He released the images in poster form in July, which sold out very quickly. Even Crissy Teigen was into his new portraits, tweeting “helloooooo severus” (sic).
helloooooo severus pic.twitter.com/I8780bwqZp
— chrissy teigen (@chrissyteigen) August 23, 2020
Voshart tweaked some of the images based on feedback and learning more about the original images he used and has released a second edition.
You can buy a poster of this second edition by visiting his Etsy store. It’s a perfect gift for the history buff in your life!
The biggest change was Macrinus. Voshart says, “I had previously referenced an old bust image found on Getty images. That bust doesn’t seem to be associated with Macrinus anymore. The narrow nose and bald head were inconsistent with coinage. Whitewashing? Now weighted heavily to bronze bust.” He also took his cue from this contemporary portrait:
Most dramatic change is Macrinus. I had previously referenced an old bust image found on Getty images.
That bust doesn’t seem to be associated with Macrinus anymore. The narrow nose and bald head were inconsistent with coinage. Whitewashing? Now weighted heavily to bronze bust. pic.twitter.com/tKVXLOSsKW
— Dan Voshart (@dvoshart) August 21, 2020

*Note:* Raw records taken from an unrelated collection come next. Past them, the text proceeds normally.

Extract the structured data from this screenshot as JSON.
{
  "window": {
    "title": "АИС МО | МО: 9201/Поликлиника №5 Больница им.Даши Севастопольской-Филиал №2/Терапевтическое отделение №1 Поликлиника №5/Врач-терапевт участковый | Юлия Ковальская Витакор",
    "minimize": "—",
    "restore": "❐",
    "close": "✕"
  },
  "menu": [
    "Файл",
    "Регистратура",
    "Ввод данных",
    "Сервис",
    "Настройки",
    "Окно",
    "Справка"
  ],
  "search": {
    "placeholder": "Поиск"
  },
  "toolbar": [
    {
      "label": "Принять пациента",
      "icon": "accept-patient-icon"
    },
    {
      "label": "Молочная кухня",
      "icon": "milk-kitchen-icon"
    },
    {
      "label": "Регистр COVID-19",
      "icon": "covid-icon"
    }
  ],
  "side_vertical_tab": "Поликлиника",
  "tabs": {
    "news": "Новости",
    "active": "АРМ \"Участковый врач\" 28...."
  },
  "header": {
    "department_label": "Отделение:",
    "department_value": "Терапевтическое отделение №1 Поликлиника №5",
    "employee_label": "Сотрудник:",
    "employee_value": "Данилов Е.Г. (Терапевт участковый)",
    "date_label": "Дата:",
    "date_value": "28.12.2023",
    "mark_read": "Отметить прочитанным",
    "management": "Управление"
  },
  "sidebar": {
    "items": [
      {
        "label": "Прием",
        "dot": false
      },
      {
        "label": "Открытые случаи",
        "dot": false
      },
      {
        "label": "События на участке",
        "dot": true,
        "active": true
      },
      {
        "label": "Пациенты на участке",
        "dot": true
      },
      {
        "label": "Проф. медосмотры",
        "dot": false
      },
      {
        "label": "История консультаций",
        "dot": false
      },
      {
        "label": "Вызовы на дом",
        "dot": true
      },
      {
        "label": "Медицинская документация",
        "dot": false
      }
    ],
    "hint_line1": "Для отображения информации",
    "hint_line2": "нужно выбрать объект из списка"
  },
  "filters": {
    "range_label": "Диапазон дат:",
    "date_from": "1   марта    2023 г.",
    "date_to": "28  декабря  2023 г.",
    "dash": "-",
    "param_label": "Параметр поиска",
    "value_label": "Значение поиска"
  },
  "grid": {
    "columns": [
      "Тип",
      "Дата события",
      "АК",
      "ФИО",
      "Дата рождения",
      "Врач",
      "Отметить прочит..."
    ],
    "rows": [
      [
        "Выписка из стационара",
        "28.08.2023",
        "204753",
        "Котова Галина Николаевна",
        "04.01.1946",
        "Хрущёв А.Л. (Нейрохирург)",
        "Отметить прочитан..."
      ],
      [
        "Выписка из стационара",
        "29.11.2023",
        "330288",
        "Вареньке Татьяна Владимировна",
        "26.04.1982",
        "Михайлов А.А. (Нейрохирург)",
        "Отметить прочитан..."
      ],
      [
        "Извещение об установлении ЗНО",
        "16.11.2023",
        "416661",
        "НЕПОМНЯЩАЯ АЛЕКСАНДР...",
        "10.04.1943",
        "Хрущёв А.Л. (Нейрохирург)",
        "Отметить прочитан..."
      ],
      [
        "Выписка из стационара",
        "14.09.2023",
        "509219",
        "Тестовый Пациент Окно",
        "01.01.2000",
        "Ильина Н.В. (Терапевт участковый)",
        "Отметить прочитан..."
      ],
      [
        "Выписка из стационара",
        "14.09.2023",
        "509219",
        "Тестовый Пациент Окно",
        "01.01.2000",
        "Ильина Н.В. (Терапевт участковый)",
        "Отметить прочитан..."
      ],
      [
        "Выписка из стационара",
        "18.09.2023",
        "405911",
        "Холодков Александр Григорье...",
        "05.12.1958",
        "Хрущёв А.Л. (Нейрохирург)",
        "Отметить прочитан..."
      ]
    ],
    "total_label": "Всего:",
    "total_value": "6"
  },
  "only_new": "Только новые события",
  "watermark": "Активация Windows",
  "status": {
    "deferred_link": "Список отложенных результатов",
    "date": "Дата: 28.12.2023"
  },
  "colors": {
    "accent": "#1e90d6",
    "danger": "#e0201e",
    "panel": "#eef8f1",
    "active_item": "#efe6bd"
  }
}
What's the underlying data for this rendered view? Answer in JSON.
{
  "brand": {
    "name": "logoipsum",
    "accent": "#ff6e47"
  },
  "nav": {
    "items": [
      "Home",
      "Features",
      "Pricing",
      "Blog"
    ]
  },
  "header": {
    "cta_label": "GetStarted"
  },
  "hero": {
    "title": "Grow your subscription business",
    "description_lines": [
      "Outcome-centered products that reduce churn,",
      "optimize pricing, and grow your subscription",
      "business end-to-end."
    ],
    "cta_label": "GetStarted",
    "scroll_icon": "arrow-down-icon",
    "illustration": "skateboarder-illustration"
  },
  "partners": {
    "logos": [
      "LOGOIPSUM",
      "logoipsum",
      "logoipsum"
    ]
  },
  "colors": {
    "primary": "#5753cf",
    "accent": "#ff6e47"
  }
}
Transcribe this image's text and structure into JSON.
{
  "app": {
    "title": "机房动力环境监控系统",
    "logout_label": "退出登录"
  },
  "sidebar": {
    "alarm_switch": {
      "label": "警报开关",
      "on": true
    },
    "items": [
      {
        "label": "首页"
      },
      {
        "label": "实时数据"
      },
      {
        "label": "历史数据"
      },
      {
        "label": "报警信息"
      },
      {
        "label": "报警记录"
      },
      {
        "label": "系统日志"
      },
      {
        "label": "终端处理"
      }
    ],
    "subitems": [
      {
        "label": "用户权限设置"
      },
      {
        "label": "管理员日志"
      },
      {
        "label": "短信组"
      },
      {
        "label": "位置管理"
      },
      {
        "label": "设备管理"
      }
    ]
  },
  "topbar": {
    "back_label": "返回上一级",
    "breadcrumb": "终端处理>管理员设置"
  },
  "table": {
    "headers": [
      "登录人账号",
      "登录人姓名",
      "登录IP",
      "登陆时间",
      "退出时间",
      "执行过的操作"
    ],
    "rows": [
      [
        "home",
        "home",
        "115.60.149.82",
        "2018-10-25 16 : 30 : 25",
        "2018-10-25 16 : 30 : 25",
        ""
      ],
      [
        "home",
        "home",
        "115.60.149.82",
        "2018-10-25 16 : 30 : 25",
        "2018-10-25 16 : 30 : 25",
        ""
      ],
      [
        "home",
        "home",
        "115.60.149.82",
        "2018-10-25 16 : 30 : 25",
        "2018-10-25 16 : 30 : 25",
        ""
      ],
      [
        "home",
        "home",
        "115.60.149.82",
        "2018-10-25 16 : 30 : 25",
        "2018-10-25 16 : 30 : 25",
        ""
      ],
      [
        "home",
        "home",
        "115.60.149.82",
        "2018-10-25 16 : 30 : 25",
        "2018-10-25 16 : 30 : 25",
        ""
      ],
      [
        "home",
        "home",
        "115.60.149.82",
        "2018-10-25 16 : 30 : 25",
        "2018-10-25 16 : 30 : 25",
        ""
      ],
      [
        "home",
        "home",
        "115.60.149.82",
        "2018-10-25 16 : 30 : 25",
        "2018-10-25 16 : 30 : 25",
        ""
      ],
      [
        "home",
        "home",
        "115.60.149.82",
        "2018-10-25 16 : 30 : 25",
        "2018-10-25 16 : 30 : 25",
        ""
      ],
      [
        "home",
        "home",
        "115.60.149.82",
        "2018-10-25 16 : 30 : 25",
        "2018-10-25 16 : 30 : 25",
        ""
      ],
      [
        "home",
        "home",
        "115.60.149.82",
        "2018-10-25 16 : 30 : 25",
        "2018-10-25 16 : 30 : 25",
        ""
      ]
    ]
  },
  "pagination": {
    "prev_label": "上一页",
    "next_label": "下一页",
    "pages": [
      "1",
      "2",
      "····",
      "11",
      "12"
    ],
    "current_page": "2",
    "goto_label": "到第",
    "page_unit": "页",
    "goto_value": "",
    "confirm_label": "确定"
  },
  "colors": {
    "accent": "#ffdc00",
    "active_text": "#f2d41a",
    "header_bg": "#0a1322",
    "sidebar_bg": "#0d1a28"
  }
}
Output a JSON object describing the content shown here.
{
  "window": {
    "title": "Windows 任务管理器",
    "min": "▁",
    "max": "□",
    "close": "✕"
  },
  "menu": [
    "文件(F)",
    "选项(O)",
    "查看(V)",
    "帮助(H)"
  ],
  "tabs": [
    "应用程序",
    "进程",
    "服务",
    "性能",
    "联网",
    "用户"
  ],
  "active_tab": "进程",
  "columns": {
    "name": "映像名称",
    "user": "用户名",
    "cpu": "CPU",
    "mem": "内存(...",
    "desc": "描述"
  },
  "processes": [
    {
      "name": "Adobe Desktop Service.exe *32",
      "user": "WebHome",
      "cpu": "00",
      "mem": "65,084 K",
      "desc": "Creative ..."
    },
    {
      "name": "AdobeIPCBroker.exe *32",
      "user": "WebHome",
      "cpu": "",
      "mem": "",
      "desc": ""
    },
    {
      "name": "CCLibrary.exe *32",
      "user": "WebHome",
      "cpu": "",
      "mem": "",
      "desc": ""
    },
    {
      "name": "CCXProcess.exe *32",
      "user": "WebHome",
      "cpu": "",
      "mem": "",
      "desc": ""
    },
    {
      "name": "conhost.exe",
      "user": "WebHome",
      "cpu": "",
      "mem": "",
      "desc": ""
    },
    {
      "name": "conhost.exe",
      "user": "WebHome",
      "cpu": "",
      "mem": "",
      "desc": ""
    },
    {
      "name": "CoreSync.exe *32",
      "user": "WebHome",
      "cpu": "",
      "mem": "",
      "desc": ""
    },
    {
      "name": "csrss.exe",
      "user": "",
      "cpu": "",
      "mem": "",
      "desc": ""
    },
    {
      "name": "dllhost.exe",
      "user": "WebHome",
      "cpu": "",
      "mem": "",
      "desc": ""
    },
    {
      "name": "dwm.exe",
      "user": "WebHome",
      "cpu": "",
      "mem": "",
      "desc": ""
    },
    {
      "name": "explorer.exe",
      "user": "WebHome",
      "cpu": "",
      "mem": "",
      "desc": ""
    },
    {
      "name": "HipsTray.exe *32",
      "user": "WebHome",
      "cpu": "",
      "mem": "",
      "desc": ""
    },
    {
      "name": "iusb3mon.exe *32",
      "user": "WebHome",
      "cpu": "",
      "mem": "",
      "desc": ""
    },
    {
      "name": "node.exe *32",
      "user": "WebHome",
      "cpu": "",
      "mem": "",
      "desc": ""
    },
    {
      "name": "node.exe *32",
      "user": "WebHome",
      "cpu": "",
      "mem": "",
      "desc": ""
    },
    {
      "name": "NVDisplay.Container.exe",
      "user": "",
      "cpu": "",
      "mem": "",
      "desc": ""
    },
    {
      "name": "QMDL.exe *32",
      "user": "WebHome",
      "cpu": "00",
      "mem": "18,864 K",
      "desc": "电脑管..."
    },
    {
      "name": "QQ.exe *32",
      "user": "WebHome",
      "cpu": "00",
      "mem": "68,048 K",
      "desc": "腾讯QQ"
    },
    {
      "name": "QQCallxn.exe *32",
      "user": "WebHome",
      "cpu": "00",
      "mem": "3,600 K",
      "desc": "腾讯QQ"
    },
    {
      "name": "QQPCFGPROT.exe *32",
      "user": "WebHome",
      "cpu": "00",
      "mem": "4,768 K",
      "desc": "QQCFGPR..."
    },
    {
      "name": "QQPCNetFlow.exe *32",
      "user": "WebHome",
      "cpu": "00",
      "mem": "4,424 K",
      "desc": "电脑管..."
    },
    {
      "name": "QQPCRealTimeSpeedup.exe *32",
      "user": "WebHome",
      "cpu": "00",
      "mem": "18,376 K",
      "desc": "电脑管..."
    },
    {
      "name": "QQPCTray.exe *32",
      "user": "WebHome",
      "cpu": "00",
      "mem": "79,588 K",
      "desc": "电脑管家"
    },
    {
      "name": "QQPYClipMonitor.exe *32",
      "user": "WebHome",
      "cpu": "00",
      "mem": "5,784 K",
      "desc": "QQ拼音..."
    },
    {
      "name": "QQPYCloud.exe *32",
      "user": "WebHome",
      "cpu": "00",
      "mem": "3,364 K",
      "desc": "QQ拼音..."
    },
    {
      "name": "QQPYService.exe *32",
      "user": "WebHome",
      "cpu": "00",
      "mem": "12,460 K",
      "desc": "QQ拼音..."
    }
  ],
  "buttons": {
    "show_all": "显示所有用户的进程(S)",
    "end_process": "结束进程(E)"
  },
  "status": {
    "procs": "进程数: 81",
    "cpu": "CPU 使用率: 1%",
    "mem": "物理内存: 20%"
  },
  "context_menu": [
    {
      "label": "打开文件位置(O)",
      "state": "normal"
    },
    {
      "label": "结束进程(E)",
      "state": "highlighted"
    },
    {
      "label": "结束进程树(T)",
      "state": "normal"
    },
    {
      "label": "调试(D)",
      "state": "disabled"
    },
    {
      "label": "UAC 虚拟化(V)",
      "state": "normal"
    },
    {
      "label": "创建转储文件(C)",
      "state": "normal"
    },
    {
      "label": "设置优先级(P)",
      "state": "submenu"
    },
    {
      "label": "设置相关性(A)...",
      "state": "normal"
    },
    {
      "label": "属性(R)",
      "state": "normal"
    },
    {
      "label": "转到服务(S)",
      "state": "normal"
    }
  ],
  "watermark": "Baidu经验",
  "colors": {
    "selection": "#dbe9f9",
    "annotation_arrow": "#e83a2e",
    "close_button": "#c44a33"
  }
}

All Dan Voshart’s portraits are his artistic interpretations based busts, coin images, written accounts, birthplaces and UV skin maps. He takes the images, puts them into an online program called ArtBreeder, a generative adversarial network (or GAN), then makes changes and tweaks in Photoshop and runs them through the program again.
To make these images less “uncanny valley” he uses real people’s faces in some instances and blends their pictures into the images of the emperor.
He tells The Verge that, for instance, he put a little bit of Daniel Craig in Augustus. For Maximus Thrax, he used André the Giant because Thax was believed to have the same pituitary gland disorder as André the Giant. He also used an Assistant Professor of Classics at USC.
An Assistant Professor of Classics at USC has informed me that he might be the doppelgänger depiction of Numerian. pic.twitter.com/0Qh66pTPpB
— Dan Voshart (@dvoshart) July 29, 2020